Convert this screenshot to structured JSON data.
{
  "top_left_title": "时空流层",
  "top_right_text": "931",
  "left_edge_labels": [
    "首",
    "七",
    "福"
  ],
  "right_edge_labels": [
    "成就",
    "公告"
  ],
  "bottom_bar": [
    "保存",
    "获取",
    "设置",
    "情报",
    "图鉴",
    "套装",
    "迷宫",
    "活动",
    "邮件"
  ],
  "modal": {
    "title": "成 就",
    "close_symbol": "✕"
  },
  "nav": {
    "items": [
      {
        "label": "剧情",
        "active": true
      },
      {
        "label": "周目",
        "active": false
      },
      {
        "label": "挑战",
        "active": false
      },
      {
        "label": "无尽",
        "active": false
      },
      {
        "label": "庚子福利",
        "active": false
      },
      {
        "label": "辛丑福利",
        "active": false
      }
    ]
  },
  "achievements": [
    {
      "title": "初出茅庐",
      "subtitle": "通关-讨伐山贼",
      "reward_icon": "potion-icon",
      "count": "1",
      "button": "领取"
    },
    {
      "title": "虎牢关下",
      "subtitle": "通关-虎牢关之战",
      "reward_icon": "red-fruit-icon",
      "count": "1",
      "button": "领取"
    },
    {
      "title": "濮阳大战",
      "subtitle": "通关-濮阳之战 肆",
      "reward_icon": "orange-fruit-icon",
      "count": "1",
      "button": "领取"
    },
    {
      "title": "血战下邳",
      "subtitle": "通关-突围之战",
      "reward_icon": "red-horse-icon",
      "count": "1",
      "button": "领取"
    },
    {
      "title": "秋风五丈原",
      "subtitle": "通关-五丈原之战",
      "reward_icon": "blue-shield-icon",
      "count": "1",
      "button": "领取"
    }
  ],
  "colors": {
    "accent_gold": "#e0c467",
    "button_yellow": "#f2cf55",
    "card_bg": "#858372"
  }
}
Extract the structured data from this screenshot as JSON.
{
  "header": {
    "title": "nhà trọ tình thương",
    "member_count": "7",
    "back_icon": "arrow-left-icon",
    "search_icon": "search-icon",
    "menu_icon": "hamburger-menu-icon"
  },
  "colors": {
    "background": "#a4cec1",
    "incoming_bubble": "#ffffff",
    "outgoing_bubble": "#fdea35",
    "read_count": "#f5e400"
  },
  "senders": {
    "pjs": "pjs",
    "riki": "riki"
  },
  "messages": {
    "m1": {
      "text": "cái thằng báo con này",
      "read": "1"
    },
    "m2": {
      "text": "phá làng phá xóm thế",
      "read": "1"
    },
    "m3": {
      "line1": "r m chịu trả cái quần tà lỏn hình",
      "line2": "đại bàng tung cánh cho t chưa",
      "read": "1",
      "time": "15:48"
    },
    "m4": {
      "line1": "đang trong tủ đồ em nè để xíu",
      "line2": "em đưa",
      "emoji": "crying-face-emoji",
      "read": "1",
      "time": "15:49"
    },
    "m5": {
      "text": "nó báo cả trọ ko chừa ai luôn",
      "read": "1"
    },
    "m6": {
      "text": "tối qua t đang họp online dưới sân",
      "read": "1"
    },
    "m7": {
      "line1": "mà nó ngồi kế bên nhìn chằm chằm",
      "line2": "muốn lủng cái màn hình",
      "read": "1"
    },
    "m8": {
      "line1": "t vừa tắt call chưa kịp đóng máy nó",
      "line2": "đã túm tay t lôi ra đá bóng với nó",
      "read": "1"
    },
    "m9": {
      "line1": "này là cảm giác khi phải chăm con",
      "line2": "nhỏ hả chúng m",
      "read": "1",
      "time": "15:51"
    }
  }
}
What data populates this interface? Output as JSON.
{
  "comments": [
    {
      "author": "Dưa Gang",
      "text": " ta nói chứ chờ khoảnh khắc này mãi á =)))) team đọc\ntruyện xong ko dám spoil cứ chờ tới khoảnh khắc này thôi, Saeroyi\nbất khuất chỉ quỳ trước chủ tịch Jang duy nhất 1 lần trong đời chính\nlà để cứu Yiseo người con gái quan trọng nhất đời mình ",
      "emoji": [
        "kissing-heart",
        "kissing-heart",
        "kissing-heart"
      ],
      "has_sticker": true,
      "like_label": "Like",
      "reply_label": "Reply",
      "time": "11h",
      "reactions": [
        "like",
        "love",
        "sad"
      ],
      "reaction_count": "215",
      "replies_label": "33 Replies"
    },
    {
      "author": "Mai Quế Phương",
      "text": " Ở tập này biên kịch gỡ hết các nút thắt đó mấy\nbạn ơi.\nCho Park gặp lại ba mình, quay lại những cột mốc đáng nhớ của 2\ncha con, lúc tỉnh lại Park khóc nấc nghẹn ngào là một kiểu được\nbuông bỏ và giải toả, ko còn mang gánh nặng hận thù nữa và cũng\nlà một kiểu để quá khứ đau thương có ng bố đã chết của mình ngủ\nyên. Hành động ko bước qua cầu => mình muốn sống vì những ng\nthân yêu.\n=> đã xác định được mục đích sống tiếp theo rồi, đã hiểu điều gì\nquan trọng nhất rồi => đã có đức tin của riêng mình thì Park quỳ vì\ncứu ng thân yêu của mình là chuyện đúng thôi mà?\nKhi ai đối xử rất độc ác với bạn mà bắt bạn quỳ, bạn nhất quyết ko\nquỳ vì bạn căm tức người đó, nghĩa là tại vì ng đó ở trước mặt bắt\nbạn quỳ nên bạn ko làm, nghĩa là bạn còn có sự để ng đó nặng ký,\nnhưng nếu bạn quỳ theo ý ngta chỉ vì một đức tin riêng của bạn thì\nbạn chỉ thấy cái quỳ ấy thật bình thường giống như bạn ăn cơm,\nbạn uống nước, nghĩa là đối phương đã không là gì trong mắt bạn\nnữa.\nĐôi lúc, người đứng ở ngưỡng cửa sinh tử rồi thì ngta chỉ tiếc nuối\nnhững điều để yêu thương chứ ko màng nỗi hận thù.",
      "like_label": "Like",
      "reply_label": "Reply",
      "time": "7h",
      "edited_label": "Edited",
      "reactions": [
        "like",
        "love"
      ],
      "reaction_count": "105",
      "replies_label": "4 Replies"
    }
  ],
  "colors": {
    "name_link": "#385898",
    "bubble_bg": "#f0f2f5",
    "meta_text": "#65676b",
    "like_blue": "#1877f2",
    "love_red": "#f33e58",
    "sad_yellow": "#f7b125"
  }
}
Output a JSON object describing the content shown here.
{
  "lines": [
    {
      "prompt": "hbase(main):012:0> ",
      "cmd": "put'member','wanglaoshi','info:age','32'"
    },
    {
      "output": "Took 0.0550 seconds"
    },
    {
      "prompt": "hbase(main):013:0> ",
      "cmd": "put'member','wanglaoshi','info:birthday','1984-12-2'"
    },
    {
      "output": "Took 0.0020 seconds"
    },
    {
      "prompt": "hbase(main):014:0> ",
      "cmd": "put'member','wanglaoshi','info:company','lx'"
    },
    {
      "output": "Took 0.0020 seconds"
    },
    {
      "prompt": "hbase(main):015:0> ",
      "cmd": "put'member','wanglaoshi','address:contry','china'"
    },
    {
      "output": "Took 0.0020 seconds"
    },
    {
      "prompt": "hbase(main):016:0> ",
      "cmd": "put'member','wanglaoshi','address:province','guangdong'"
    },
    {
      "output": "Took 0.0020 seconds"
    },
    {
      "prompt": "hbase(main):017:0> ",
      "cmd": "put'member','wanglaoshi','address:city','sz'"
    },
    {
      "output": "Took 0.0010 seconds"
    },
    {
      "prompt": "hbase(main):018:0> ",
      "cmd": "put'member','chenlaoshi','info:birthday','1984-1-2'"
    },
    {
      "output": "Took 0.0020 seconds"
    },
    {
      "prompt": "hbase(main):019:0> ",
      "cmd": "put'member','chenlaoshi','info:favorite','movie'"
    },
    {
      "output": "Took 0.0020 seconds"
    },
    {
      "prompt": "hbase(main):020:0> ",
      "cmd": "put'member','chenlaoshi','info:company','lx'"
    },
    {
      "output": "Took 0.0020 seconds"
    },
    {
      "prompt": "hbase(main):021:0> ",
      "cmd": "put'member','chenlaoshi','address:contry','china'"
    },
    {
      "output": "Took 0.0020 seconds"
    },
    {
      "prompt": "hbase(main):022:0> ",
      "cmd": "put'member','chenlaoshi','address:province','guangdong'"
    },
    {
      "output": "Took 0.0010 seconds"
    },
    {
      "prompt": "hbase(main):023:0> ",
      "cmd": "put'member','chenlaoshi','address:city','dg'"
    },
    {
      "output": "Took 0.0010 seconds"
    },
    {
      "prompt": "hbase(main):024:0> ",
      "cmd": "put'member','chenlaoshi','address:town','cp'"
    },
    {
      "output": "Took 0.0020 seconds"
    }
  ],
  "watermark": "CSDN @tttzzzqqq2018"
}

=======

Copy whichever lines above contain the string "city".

Solution to the problem
      "cmd": "put'member','wanglaoshi','address:city','sz'"
      "cmd": "put'member','chenlaoshi','address:city','dg'"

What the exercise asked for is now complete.